I started at zero:
And made it 55% through basic HTML and CSS
All of these websites are opportunities for personal growth along side the growth of technology and the web. Technology grows at an exponential rate and things that take us minutes took hours, days, months or even years 100 years ago. Even computers today are thinking, behaving, and solving problems on a level most would be afraid of 25 years ago, but today we embrace it into our everyday lives.
Let’s get nerdy.
Moore’s Law states that after two years, the number of transistors that can be placed onto a semiconductor chip doubles. The application behind all of the technical and physics terminology is of course that after two years, technology doubles and the latter developments become irrelevant. By far the prevailing computing has been done through electrical because it is the fastest, most predictable computing power we know. But who is to say that in 10, 20, 30 years from now, it will be relevant? It may not be, and this brings me to two potential candidates: chemical and wetware computing.
Chemical computing is an unconventional method based on chemical reactions. Semi-solid chemicals are used as data determined by differing chemical makeups. The advantage of chemical computing is that these reactions occur naturally and therefore require very little power requirements.
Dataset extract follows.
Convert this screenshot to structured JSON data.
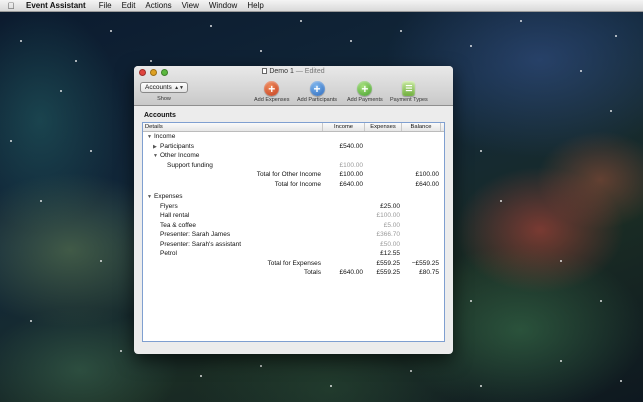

For this reason, chemical computing could be very useful in resource scarce third world countries where energy is not consistent or reliable. The down side to this of course is it that time is limited because chemical computation takes longer than electrical.
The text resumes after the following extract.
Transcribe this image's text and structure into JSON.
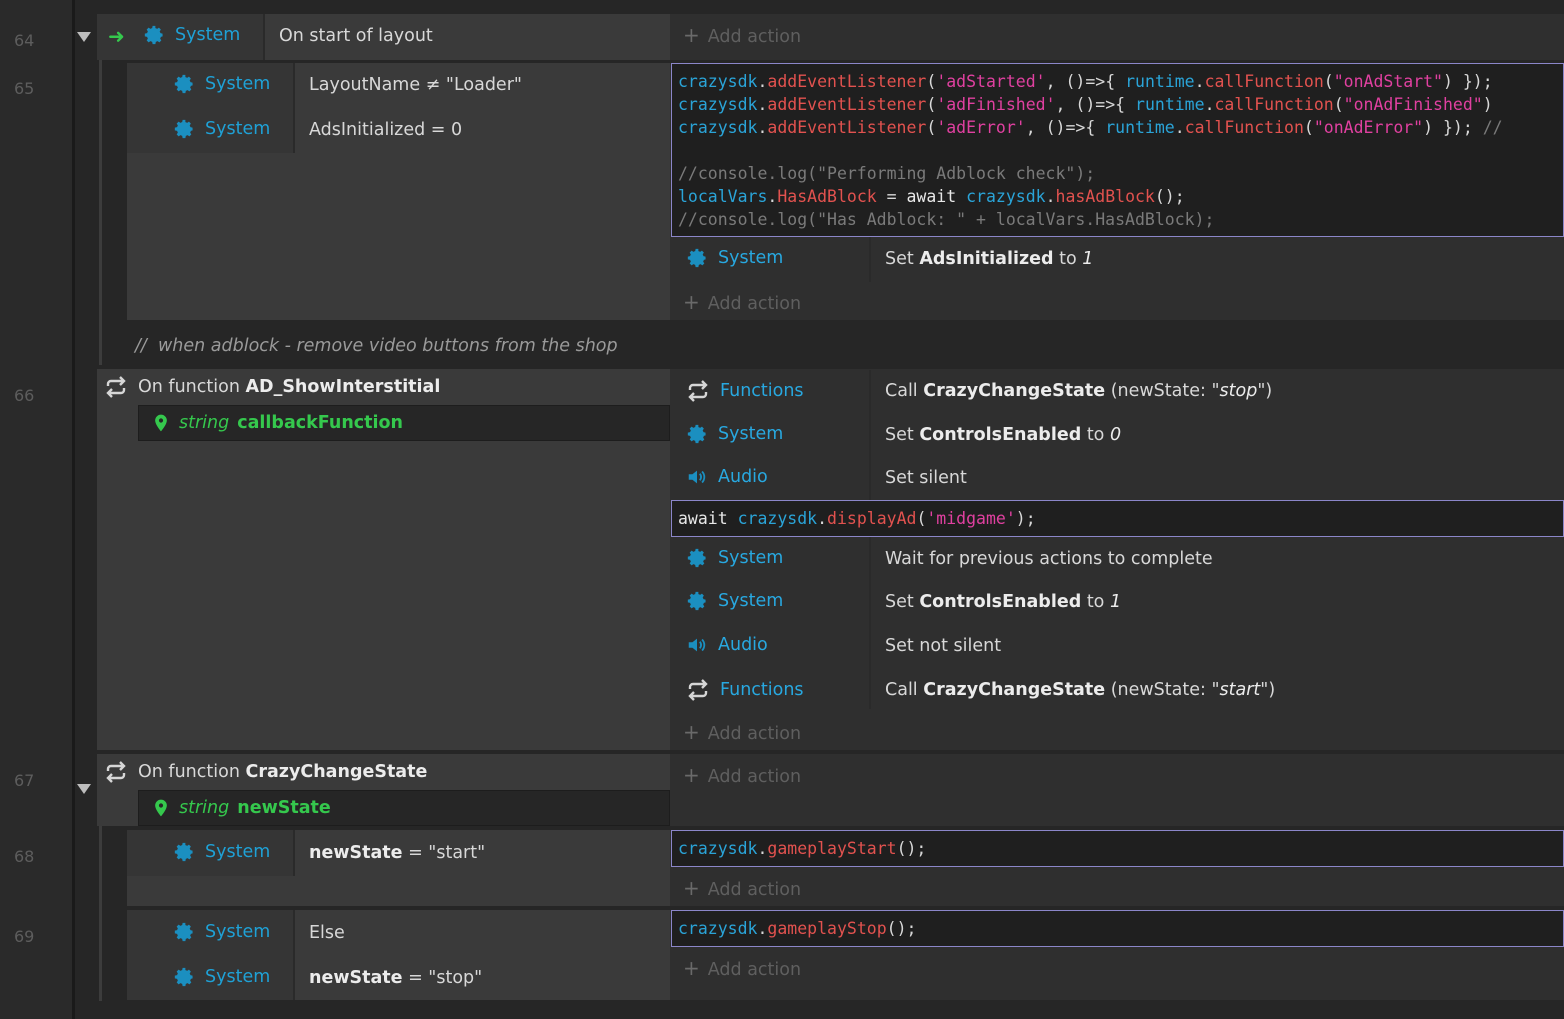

Wetware computation on the other hand, is made of an organic computer that is made of leech neurons. This type of computer has the ability to do simple arithmetic computations, but tends to be unpredictable which is a major problem, unless it can be turned into an asset. For example one possibility is encryption. A more practical application could be the potential for authentication through handwriting recognition.
Both wetware and chemical computation have potentials and weaknesses. The brain makes chemical computations and wetware is basically a brain, so you can imagine the potential there, but as you may know, scientists know almost nothing about the brain. Kind of a catch-22. Seems as though there is great opportunity, but more progress must be made. Every great endeavor begins with a little turmoil, failure and a healthy dose of trial and error. Keep that in mind when you are tackling those programming languages too!